*Activity*
The result should be an exact copy of the data, free of pictures.

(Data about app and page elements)
-*-

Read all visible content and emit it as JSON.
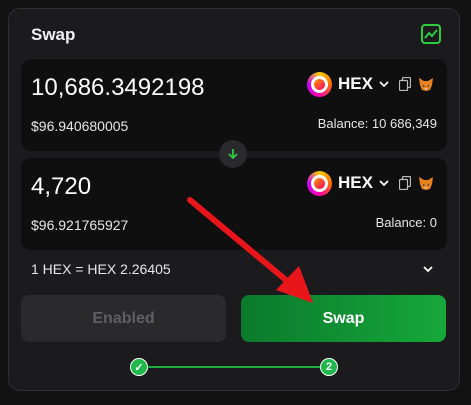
{
  "title": "Swap",
  "icons": {
    "chart": "trending-chart-icon",
    "swap_direction": "arrow-down-icon",
    "copy": "copy-icon",
    "wallet": "metamask-fox-icon"
  },
  "colors": {
    "accent_green": "#1fb84a",
    "background": "#1b1b1d",
    "panel": "#0f0f10"
  },
  "from": {
    "amount": "10,686.3492198",
    "fiat": "$96.940680005",
    "token": "HEX",
    "balance": "Balance: 10 686,349"
  },
  "to": {
    "amount": "4,720",
    "fiat": "$96.921765927",
    "token": "HEX",
    "balance": "Balance: 0"
  },
  "rate": "1 HEX = HEX 2.26405",
  "buttons": {
    "enabled_label": "Enabled",
    "swap_label": "Swap"
  },
  "steps": {
    "one": "✓",
    "two": "2"
  }
}
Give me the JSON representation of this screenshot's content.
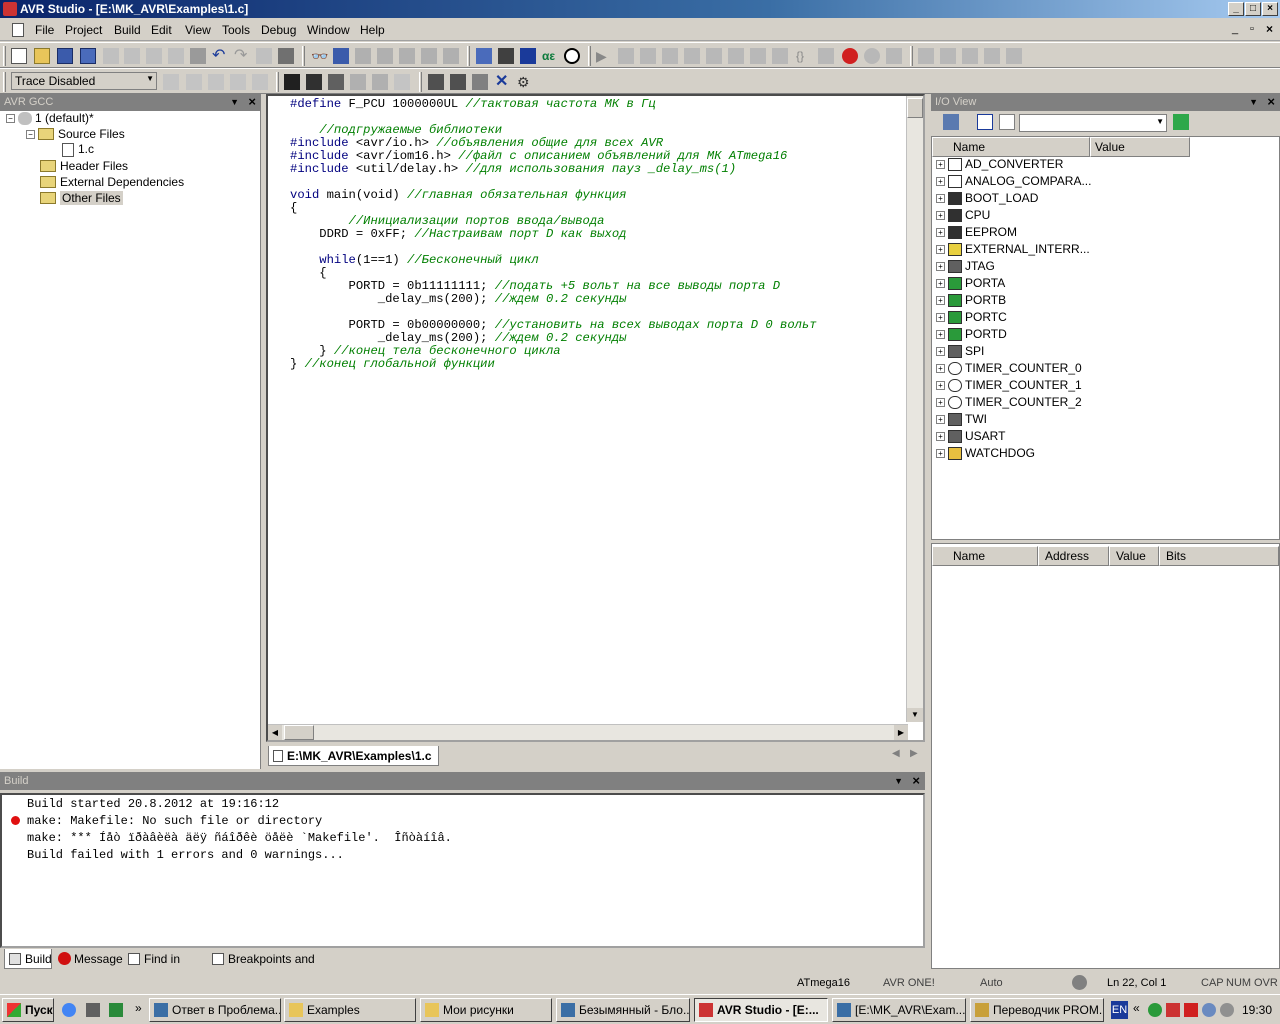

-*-

*Answer for the task*
Read all visible content and emit it as JSON.
{
  "title": "Swap",
  "icons": {
    "chart": "trending-chart-icon",
    "swap_direction": "arrow-down-icon",
    "copy": "copy-icon",
    "wallet": "metamask-fox-icon"
  },
  "colors": {
    "accent_green": "#1fb84a",
    "background": "#1b1b1d",
    "panel": "#0f0f10"
  },
  "from": {
    "amount": "10,686.3492198",
    "fiat": "$96.940680005",
    "token": "HEX",
    "balance": "Balance: 10 686,349"
  },
  "to": {
    "amount": "4,720",
    "fiat": "$96.921765927",
    "token": "HEX",
    "balance": "Balance: 0"
  },
  "rate": "1 HEX = HEX 2.26405",
  "buttons": {
    "enabled_label": "Enabled",
    "swap_label": "Swap"
  },
  "steps": {
    "one": "✓",
    "two": "2"
  }
}
Give me the JSON representation of this screenshot's content.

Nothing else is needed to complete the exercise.